I think one of the greatest benefits of the research group I am a part of, is that we all seem to be enthusiastic, or at least highly interested, in defining and researching the concept of Open Journalism. It took us a little while to arrive at the topic, but once the idea was there, we pretty much ran with it. I know I’m excited about it! For me, personally, I am broadly interested in the changing relationship between, or rather the blurring of the lines between a media producer and a media consumer. This is relevant in the field of journalism, especially so in the digital age that has been flourishing for many years. I’m interested in how newspapers are adapting to the online world, how the interactions between a journalist and a reader are changing, and finding out exactly what Open Journalism is – I want to be able to give a clear answer to that, especially when there seems to be several variations of definitions out there.
One of the main questions that I’ll be looking at within the group is “How and why are mainstream news outlets in Australia attempting to incorporate aspects of open journalism?” which gives me a good starting point, with a lot of broad aspects to cover. But I think here, I have come across my key difficulty when undertaking any research assignment – starting. Group discussions and the reading material that has been contributed to our shared drop box folder and Facebook page have all been excellent, but finding that extra bit of motivation to really sit down, summarise, annotate and critique a reading, then to begin writing is something that I have always found the hardest. And like I said, narrowing the research field into something manageable. Time management is also difficult when it comes to the scale of the task we’ve undertaken. All of us obviously have other essays and assignments to write. I feel like there is a crucial time to get major work done here, and I’m worried that it may slip by.
So what’s my solution?
I have found during the course of my studies, that what works for me in terms of getting motivated and getting things done, is as simple as writing a list or schedule of what needs to be done, and when I should do them. If I tell myself that I’m going to start writing an assignment on such and such a date, at such and such a time (when I know that I’ll otherwise be watching a movie, or browsing the internet) then ninety percent of the time I will actually do it. Planning, setting goals and making an agenda I can work to (however simply I lay this agenda out) is something that I find extremely helpful. In the coming days (make that a Friday evening – if it’s written down, then I’ll do it, see?) I’ll set dates and times that I can set aside just for Media Industries (and for my other courses – can’t be forgetting those!)

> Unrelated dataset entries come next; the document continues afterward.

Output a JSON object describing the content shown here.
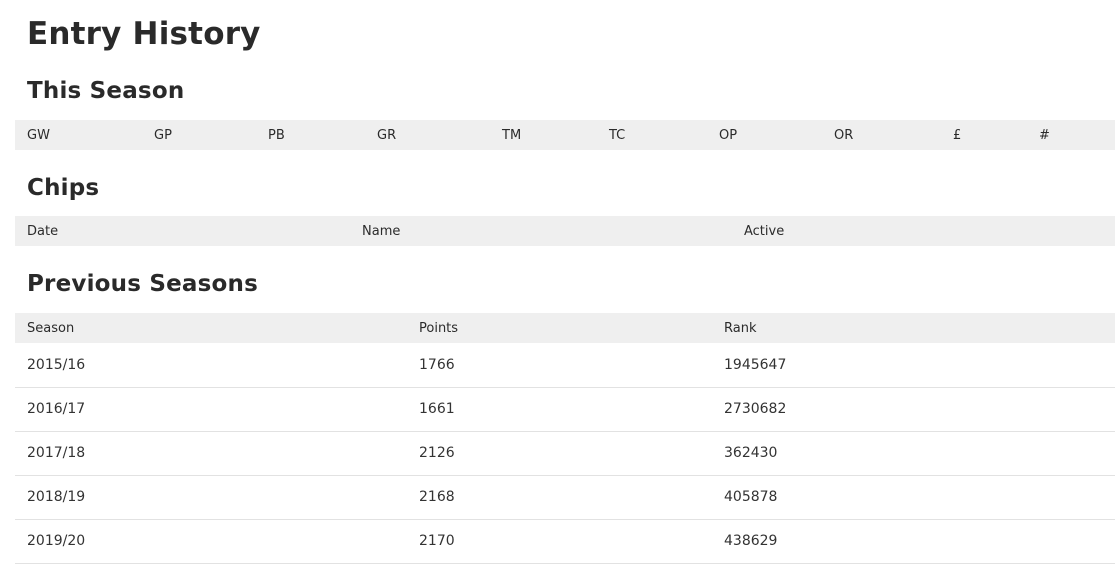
{
  "page": {
    "title": "Entry History"
  },
  "this_season": {
    "heading": "This Season",
    "columns": [
      "GW",
      "GP",
      "PB",
      "GR",
      "TM",
      "TC",
      "OP",
      "OR",
      "£",
      "#"
    ]
  },
  "chips": {
    "heading": "Chips",
    "columns": [
      "Date",
      "Name",
      "Active"
    ]
  },
  "previous_seasons": {
    "heading": "Previous Seasons",
    "columns": [
      "Season",
      "Points",
      "Rank"
    ],
    "rows": [
      [
        "2015/16",
        "1766",
        "1945647"
      ],
      [
        "2016/17",
        "1661",
        "2730682"
      ],
      [
        "2017/18",
        "2126",
        "362430"
      ],
      [
        "2018/19",
        "2168",
        "405878"
      ],
      [
        "2019/20",
        "2170",
        "438629"
      ]
    ]
  }
}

As for what I’ve done already – reading. I’ve been reading articles that fellow group members have shared, their thoughts on them and some I’ve found myself. I’ve even contributed some to the drop box folder. Gathering a wealth of relevant articles and information will hopefully lead to more sources. I have been reflecting to some extent on the research journey itself on this blog where I try to post, not a lot, but rather more detailed posts (quality over quantity if I can) but sometimes it’s worth doing a quick post if I find something interesting/relevant and don’t have a lot of time. A lot of the posts that I have at the moment were when I was trying to figure out what I was interested in, and I even did a post on the ‘research journey‘ Our group has set up a shared blog where we shall be posting our own individual findings. This will make things a lot easier in terms of collating and combining our research, and as James noted, writing in a public space will make us think more about what we’re writing, and how we say it. It will force us, in a way, to write better.

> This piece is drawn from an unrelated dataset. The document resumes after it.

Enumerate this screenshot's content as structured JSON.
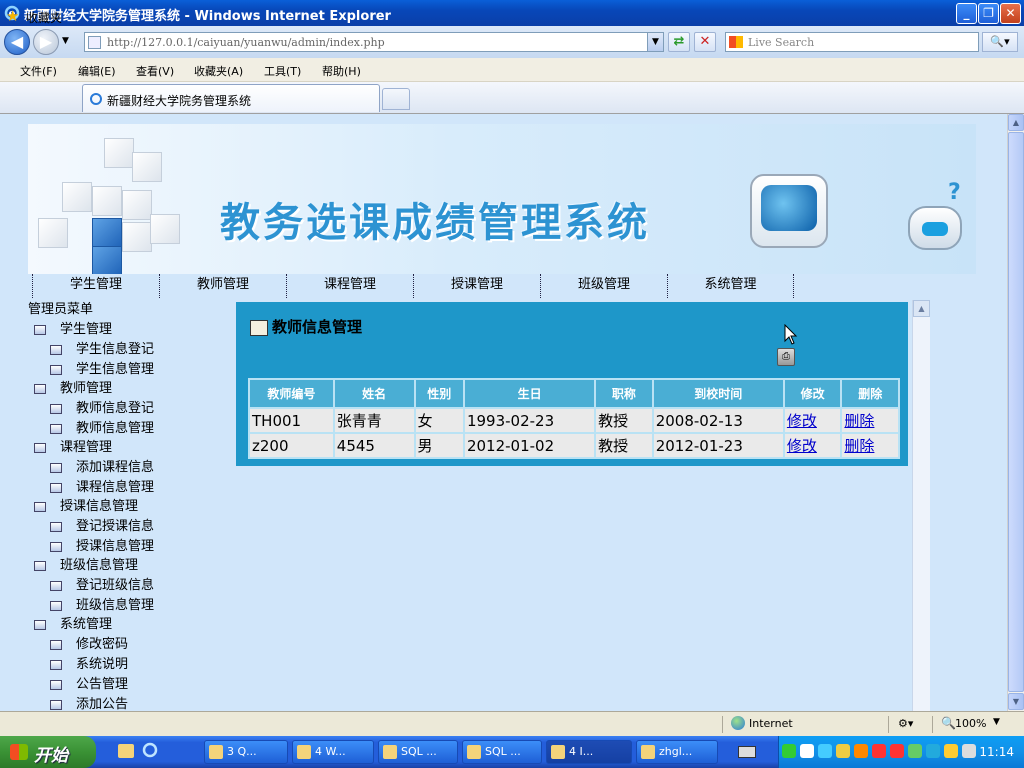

In terms of where I’ve been looking for information? Library databases for a start, and they have been pretty useful. I have a tendency to focus on academic articles, and I’ve been looking for some focusing on The Guardian newspaper if I can, but I’m thinking I will branch out to look for pieces about successful examples of open journalism in general, and I will be possibly examining some statistical analyses comparing where people get their news – how many still buy newspapers as opposed to looking online, and how many people will go for the big news sources, like The Herald Sun or The Age? If a more open model of journalism is the way things are going, how many people still persist with the traditional model etc. Those are some more things I want to know.

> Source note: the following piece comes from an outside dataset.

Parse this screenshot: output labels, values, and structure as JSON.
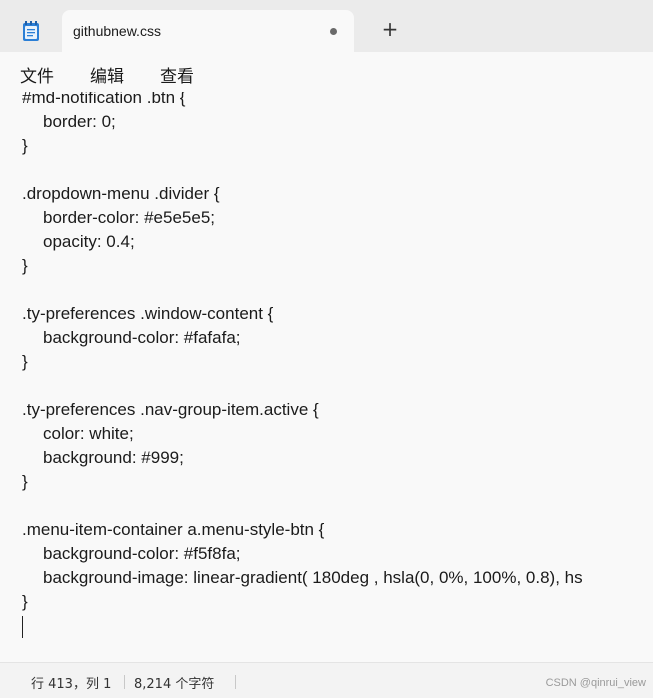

I’ve said it already, but one of the reasons I’m looking into this topic is because of it’s relevance. It goes without saying that this report/essay we produce at the end will hopefully be of particular interest to those in the field of journalism itself – students and (maybe) even academics alike. I can’t believe (and anyway, evidence shows) that it is possible for journalism to continue in the same way that it has for the last few decades. There have already been shifts with the advent of the digital age, and hopefully this can provide insight into further changes that will take place. It could also intersect, and here I’m returning to my original and most basic interest, with studies or research into the changing media producer/consumer dynamic. ‘Media Industries’ covers an incredibly broad spectrum, and journalism is a part of that.